Exercise brief: The entries are to be returned exactly, with images left out.

[Study material Boundary: Start]

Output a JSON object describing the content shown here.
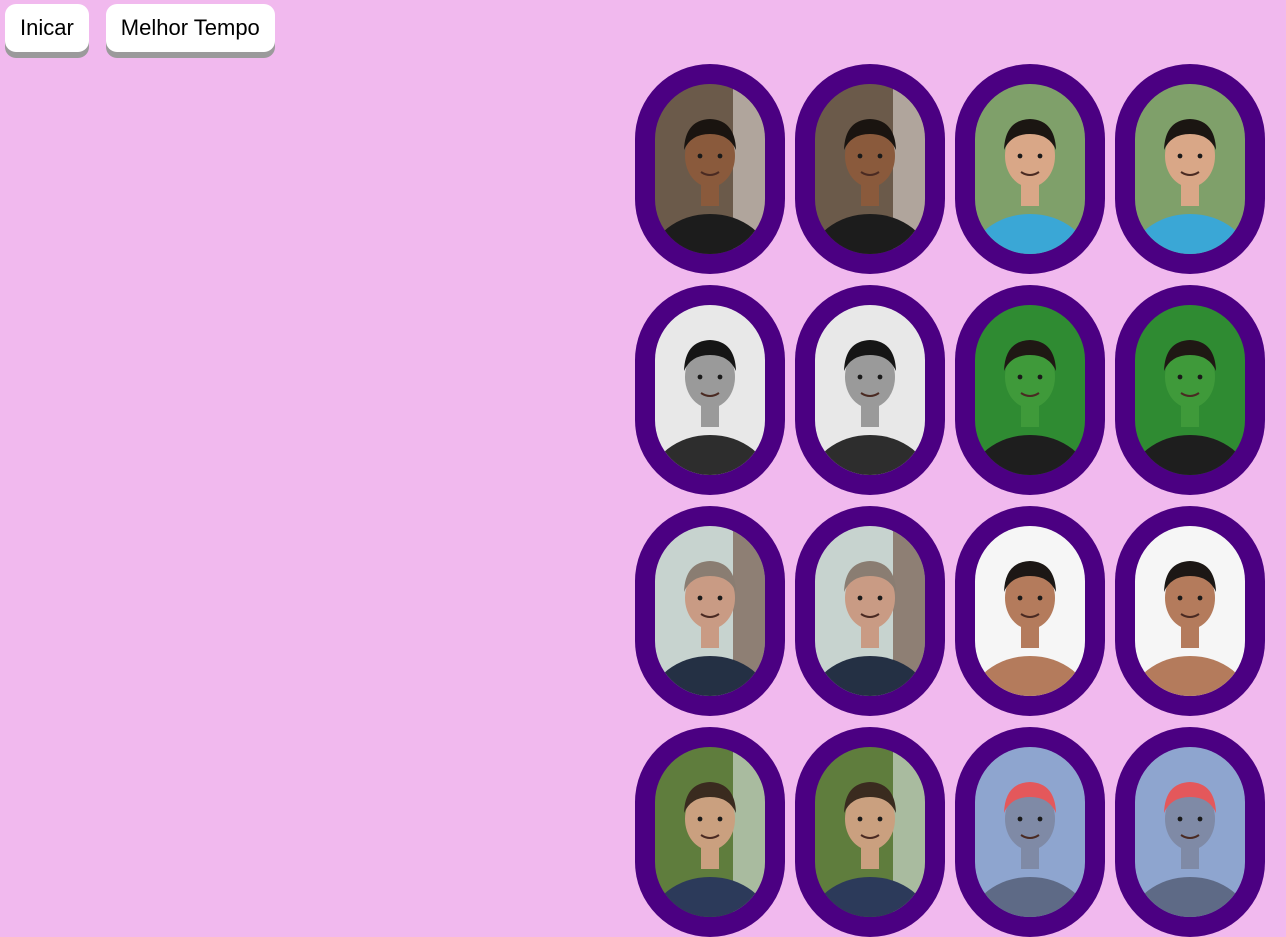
{
  "toolbar": {
    "start_label": "Inicar",
    "best_time_label": "Melhor Tempo"
  },
  "colors": {
    "background": "#f1b9ee",
    "card_frame": "#4b0082",
    "button_bg": "#ffffff",
    "button_shadow": "#9b9a9b"
  },
  "board": {
    "columns": 4,
    "rows": 4,
    "cards": [
      {
        "photo": "young man with white dog, dark shirt",
        "skin": "#8a5a3c",
        "hair": "#1a1410",
        "shirt": "#1c1c1c",
        "bg": "#6b5a4a",
        "extra": "#e9e4e0"
      },
      {
        "photo": "young man with white dog, dark shirt",
        "skin": "#8a5a3c",
        "hair": "#1a1410",
        "shirt": "#1c1c1c",
        "bg": "#6b5a4a",
        "extra": "#e9e4e0"
      },
      {
        "photo": "smiling curly-haired teen outdoors",
        "skin": "#d9a787",
        "hair": "#1b1612",
        "shirt": "#3aa7d6",
        "bg": "#7fa06a",
        "extra": ""
      },
      {
        "photo": "smiling curly-haired teen outdoors",
        "skin": "#d9a787",
        "hair": "#1b1612",
        "shirt": "#3aa7d6",
        "bg": "#7fa06a",
        "extra": ""
      },
      {
        "photo": "black and white portrait of young man",
        "skin": "#9a9a9a",
        "hair": "#151515",
        "shirt": "#2d2d2d",
        "bg": "#e8e8e8",
        "extra": ""
      },
      {
        "photo": "black and white portrait of young man",
        "skin": "#9a9a9a",
        "hair": "#151515",
        "shirt": "#2d2d2d",
        "bg": "#e8e8e8",
        "extra": ""
      },
      {
        "photo": "long-haired person with green hulk face paint",
        "skin": "#3f9a3a",
        "hair": "#1f1814",
        "shirt": "#1e1e1e",
        "bg": "#2f8b32",
        "extra": ""
      },
      {
        "photo": "long-haired person with green hulk face paint",
        "skin": "#3f9a3a",
        "hair": "#1f1814",
        "shirt": "#1e1e1e",
        "bg": "#2f8b32",
        "extra": ""
      },
      {
        "photo": "bearded man with beanie, glasses and headphones",
        "skin": "#c99b84",
        "hair": "#8a7d72",
        "shirt": "#243044",
        "bg": "#c7d3cf",
        "extra": "#5e3b2a"
      },
      {
        "photo": "bearded man with beanie, glasses and headphones",
        "skin": "#c99b84",
        "hair": "#8a7d72",
        "shirt": "#243044",
        "bg": "#c7d3cf",
        "extra": "#5e3b2a"
      },
      {
        "photo": "shirtless young man with glasses, white background",
        "skin": "#b47b5c",
        "hair": "#1c1715",
        "shirt": "#b47b5c",
        "bg": "#f6f6f6",
        "extra": ""
      },
      {
        "photo": "shirtless young man with glasses, white background",
        "skin": "#b47b5c",
        "hair": "#1c1715",
        "shirt": "#b47b5c",
        "bg": "#f6f6f6",
        "extra": ""
      },
      {
        "photo": "young man with glasses near waterfall",
        "skin": "#caa07f",
        "hair": "#3a2b1f",
        "shirt": "#2c3a5a",
        "bg": "#5f7d3d",
        "extra": "#e6eef0"
      },
      {
        "photo": "young man with glasses near waterfall",
        "skin": "#caa07f",
        "hair": "#3a2b1f",
        "shirt": "#2c3a5a",
        "bg": "#5f7d3d",
        "extra": "#e6eef0"
      },
      {
        "photo": "blurry young man with red cap, blue tint",
        "skin": "#7f8aa6",
        "hair": "#e4585b",
        "shirt": "#5e6a86",
        "bg": "#8ea5cf",
        "extra": ""
      },
      {
        "photo": "blurry young man with red cap, blue tint",
        "skin": "#7f8aa6",
        "hair": "#e4585b",
        "shirt": "#5e6a86",
        "bg": "#8ea5cf",
        "extra": ""
      }
    ]
  }
}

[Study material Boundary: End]

Solution for this exercise:
Output a JSON object describing the content shown here.
{
  "toolbar": {
    "start_label": "Inicar",
    "best_time_label": "Melhor Tempo"
  },
  "colors": {
    "background": "#f1b9ee",
    "card_frame": "#4b0082",
    "button_bg": "#ffffff",
    "button_shadow": "#9b9a9b"
  },
  "board": {
    "columns": 4,
    "rows": 4,
    "cards": [
      {
        "photo": "young man with white dog, dark shirt",
        "skin": "#8a5a3c",
        "hair": "#1a1410",
        "shirt": "#1c1c1c",
        "bg": "#6b5a4a",
        "extra": "#e9e4e0"
      },
      {
        "photo": "young man with white dog, dark shirt",
        "skin": "#8a5a3c",
        "hair": "#1a1410",
        "shirt": "#1c1c1c",
        "bg": "#6b5a4a",
        "extra": "#e9e4e0"
      },
      {
        "photo": "smiling curly-haired teen outdoors",
        "skin": "#d9a787",
        "hair": "#1b1612",
        "shirt": "#3aa7d6",
        "bg": "#7fa06a",
        "extra": ""
      },
      {
        "photo": "smiling curly-haired teen outdoors",
        "skin": "#d9a787",
        "hair": "#1b1612",
        "shirt": "#3aa7d6",
        "bg": "#7fa06a",
        "extra": ""
      },
      {
        "photo": "black and white portrait of young man",
        "skin": "#9a9a9a",
        "hair": "#151515",
        "shirt": "#2d2d2d",
        "bg": "#e8e8e8",
        "extra": ""
      },
      {
        "photo": "black and white portrait of young man",
        "skin": "#9a9a9a",
        "hair": "#151515",
        "shirt": "#2d2d2d",
        "bg": "#e8e8e8",
        "extra": ""
      },
      {
        "photo": "long-haired person with green hulk face paint",
        "skin": "#3f9a3a",
        "hair": "#1f1814",
        "shirt": "#1e1e1e",
        "bg": "#2f8b32",
        "extra": ""
      },
      {
        "photo": "long-haired person with green hulk face paint",
        "skin": "#3f9a3a",
        "hair": "#1f1814",
        "shirt": "#1e1e1e",
        "bg": "#2f8b32",
        "extra": ""
      },
      {
        "photo": "bearded man with beanie, glasses and headphones",
        "skin": "#c99b84",
        "hair": "#8a7d72",
        "shirt": "#243044",
        "bg": "#c7d3cf",
        "extra": "#5e3b2a"
      },
      {
        "photo": "bearded man with beanie, glasses and headphones",
        "skin": "#c99b84",
        "hair": "#8a7d72",
        "shirt": "#243044",
        "bg": "#c7d3cf",
        "extra": "#5e3b2a"
      },
      {
        "photo": "shirtless young man with glasses, white background",
        "skin": "#b47b5c",
        "hair": "#1c1715",
        "shirt": "#b47b5c",
        "bg": "#f6f6f6",
        "extra": ""
      },
      {
        "photo": "shirtless young man with glasses, white background",
        "skin": "#b47b5c",
        "hair": "#1c1715",
        "shirt": "#b47b5c",
        "bg": "#f6f6f6",
        "extra": ""
      },
      {
        "photo": "young man with glasses near waterfall",
        "skin": "#caa07f",
        "hair": "#3a2b1f",
        "shirt": "#2c3a5a",
        "bg": "#5f7d3d",
        "extra": "#e6eef0"
      },
      {
        "photo": "young man with glasses near waterfall",
        "skin": "#caa07f",
        "hair": "#3a2b1f",
        "shirt": "#2c3a5a",
        "bg": "#5f7d3d",
        "extra": "#e6eef0"
      },
      {
        "photo": "blurry young man with red cap, blue tint",
        "skin": "#7f8aa6",
        "hair": "#e4585b",
        "shirt": "#5e6a86",
        "bg": "#8ea5cf",
        "extra": ""
      },
      {
        "photo": "blurry young man with red cap, blue tint",
        "skin": "#7f8aa6",
        "hair": "#e4585b",
        "shirt": "#5e6a86",
        "bg": "#8ea5cf",
        "extra": ""
      }
    ]
  }
}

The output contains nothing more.